▶ _PROBLEM REQUIREMENTS_
Below are records to print word for word; include none of their pictures.

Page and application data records
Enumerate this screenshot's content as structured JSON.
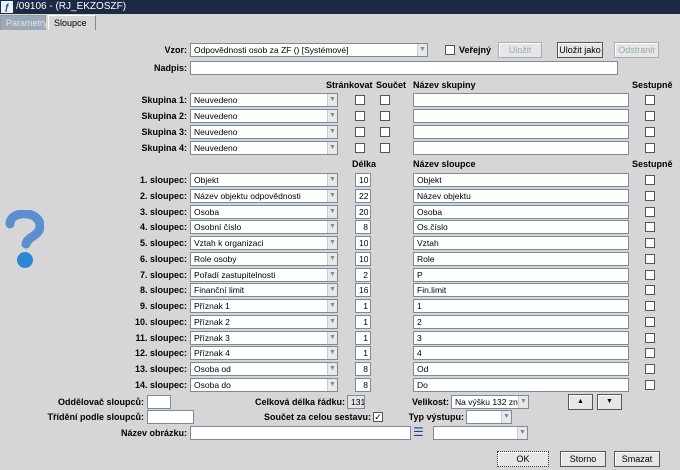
{
  "window": {
    "title": "/09106 - (RJ_EKZOSZF)",
    "icon": "app-logo-icon"
  },
  "tabs": [
    {
      "label": "Parametry"
    },
    {
      "label": "Sloupce"
    }
  ],
  "vzor": {
    "label": "Vzor:",
    "value": "Odpovědnosti osob za ZF   ()   [Systémové]"
  },
  "verejny": {
    "label": "Veřejný",
    "checked": false
  },
  "buttons": {
    "ulozit": "Uložit",
    "ulozit_jako": "Uložit jako",
    "odstranit": "Odstranit",
    "ok": "OK",
    "storno": "Storno",
    "smazat": "Smazat"
  },
  "nadpis": {
    "label": "Nadpis:",
    "value": ""
  },
  "group_headers": {
    "strankovat": "Stránkovat",
    "soucet": "Součet",
    "nazev": "Název skupiny",
    "sestupne": "Sestupně"
  },
  "groups": [
    {
      "label": "Skupina 1:",
      "value": "Neuvedeno",
      "name": ""
    },
    {
      "label": "Skupina 2:",
      "value": "Neuvedeno",
      "name": ""
    },
    {
      "label": "Skupina 3:",
      "value": "Neuvedeno",
      "name": ""
    },
    {
      "label": "Skupina 4:",
      "value": "Neuvedeno",
      "name": ""
    }
  ],
  "column_headers": {
    "delka": "Délka",
    "nazev": "Název sloupce",
    "sestupne": "Sestupně"
  },
  "columns": [
    {
      "label": "1. sloupec:",
      "value": "Objekt",
      "length": "10",
      "name": "Objekt"
    },
    {
      "label": "2. sloupec:",
      "value": "Název objektu odpovědnosti",
      "length": "22",
      "name": "Název objektu"
    },
    {
      "label": "3. sloupec:",
      "value": "Osoba",
      "length": "20",
      "name": "Osoba"
    },
    {
      "label": "4. sloupec:",
      "value": "Osobní číslo",
      "length": "8",
      "name": "Os.číslo"
    },
    {
      "label": "5. sloupec:",
      "value": "Vztah k organizaci",
      "length": "10",
      "name": "Vztah"
    },
    {
      "label": "6. sloupec:",
      "value": "Role osoby",
      "length": "10",
      "name": "Role"
    },
    {
      "label": "7. sloupec:",
      "value": "Pořadí zastupitelnosti",
      "length": "2",
      "name": "P"
    },
    {
      "label": "8. sloupec:",
      "value": "Finanční limit",
      "length": "16",
      "name": "Fin.limit"
    },
    {
      "label": "9. sloupec:",
      "value": "Příznak 1",
      "length": "1",
      "name": "1"
    },
    {
      "label": "10. sloupec:",
      "value": "Příznak 2",
      "length": "1",
      "name": "2"
    },
    {
      "label": "11. sloupec:",
      "value": "Příznak 3",
      "length": "1",
      "name": "3"
    },
    {
      "label": "12. sloupec:",
      "value": "Příznak 4",
      "length": "1",
      "name": "4"
    },
    {
      "label": "13. sloupec:",
      "value": "Osoba od",
      "length": "8",
      "name": "Od"
    },
    {
      "label": "14. sloupec:",
      "value": "Osoba do",
      "length": "8",
      "name": "Do"
    }
  ],
  "bottom": {
    "oddelovac_label": "Oddělovač sloupců:",
    "oddelovac_value": "",
    "celkova_label": "Celková délka řádku:",
    "celkova_value": "131",
    "velikost_label": "Velikost:",
    "velikost_value": "Na výšku 132 zn.",
    "trideni_label": "Třídění podle sloupců:",
    "trideni_value": "",
    "soucet_label": "Součet za celou sestavu:",
    "soucet_checked": true,
    "typ_label": "Typ výstupu:",
    "typ_value": "",
    "obrazek_label": "Název obrázku:",
    "obrazek_value": "",
    "obrazek_select": ""
  }
}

▶ _ANSWER TO THE PROBLEM_
Enumerate this screenshot's content as structured JSON.
{
  "window": {
    "title": "/09106 - (RJ_EKZOSZF)",
    "icon": "app-logo-icon"
  },
  "tabs": [
    {
      "label": "Parametry"
    },
    {
      "label": "Sloupce"
    }
  ],
  "vzor": {
    "label": "Vzor:",
    "value": "Odpovědnosti osob za ZF   ()   [Systémové]"
  },
  "verejny": {
    "label": "Veřejný",
    "checked": false
  },
  "buttons": {
    "ulozit": "Uložit",
    "ulozit_jako": "Uložit jako",
    "odstranit": "Odstranit",
    "ok": "OK",
    "storno": "Storno",
    "smazat": "Smazat"
  },
  "nadpis": {
    "label": "Nadpis:",
    "value": ""
  },
  "group_headers": {
    "strankovat": "Stránkovat",
    "soucet": "Součet",
    "nazev": "Název skupiny",
    "sestupne": "Sestupně"
  },
  "groups": [
    {
      "label": "Skupina 1:",
      "value": "Neuvedeno",
      "name": ""
    },
    {
      "label": "Skupina 2:",
      "value": "Neuvedeno",
      "name": ""
    },
    {
      "label": "Skupina 3:",
      "value": "Neuvedeno",
      "name": ""
    },
    {
      "label": "Skupina 4:",
      "value": "Neuvedeno",
      "name": ""
    }
  ],
  "column_headers": {
    "delka": "Délka",
    "nazev": "Název sloupce",
    "sestupne": "Sestupně"
  },
  "columns": [
    {
      "label": "1. sloupec:",
      "value": "Objekt",
      "length": "10",
      "name": "Objekt"
    },
    {
      "label": "2. sloupec:",
      "value": "Název objektu odpovědnosti",
      "length": "22",
      "name": "Název objektu"
    },
    {
      "label": "3. sloupec:",
      "value": "Osoba",
      "length": "20",
      "name": "Osoba"
    },
    {
      "label": "4. sloupec:",
      "value": "Osobní číslo",
      "length": "8",
      "name": "Os.číslo"
    },
    {
      "label": "5. sloupec:",
      "value": "Vztah k organizaci",
      "length": "10",
      "name": "Vztah"
    },
    {
      "label": "6. sloupec:",
      "value": "Role osoby",
      "length": "10",
      "name": "Role"
    },
    {
      "label": "7. sloupec:",
      "value": "Pořadí zastupitelnosti",
      "length": "2",
      "name": "P"
    },
    {
      "label": "8. sloupec:",
      "value": "Finanční limit",
      "length": "16",
      "name": "Fin.limit"
    },
    {
      "label": "9. sloupec:",
      "value": "Příznak 1",
      "length": "1",
      "name": "1"
    },
    {
      "label": "10. sloupec:",
      "value": "Příznak 2",
      "length": "1",
      "name": "2"
    },
    {
      "label": "11. sloupec:",
      "value": "Příznak 3",
      "length": "1",
      "name": "3"
    },
    {
      "label": "12. sloupec:",
      "value": "Příznak 4",
      "length": "1",
      "name": "4"
    },
    {
      "label": "13. sloupec:",
      "value": "Osoba od",
      "length": "8",
      "name": "Od"
    },
    {
      "label": "14. sloupec:",
      "value": "Osoba do",
      "length": "8",
      "name": "Do"
    }
  ],
  "bottom": {
    "oddelovac_label": "Oddělovač sloupců:",
    "oddelovac_value": "",
    "celkova_label": "Celková délka řádku:",
    "celkova_value": "131",
    "velikost_label": "Velikost:",
    "velikost_value": "Na výšku 132 zn.",
    "trideni_label": "Třídění podle sloupců:",
    "trideni_value": "",
    "soucet_label": "Součet za celou sestavu:",
    "soucet_checked": true,
    "typ_label": "Typ výstupu:",
    "typ_value": "",
    "obrazek_label": "Název obrázku:",
    "obrazek_value": "",
    "obrazek_select": ""
  }
}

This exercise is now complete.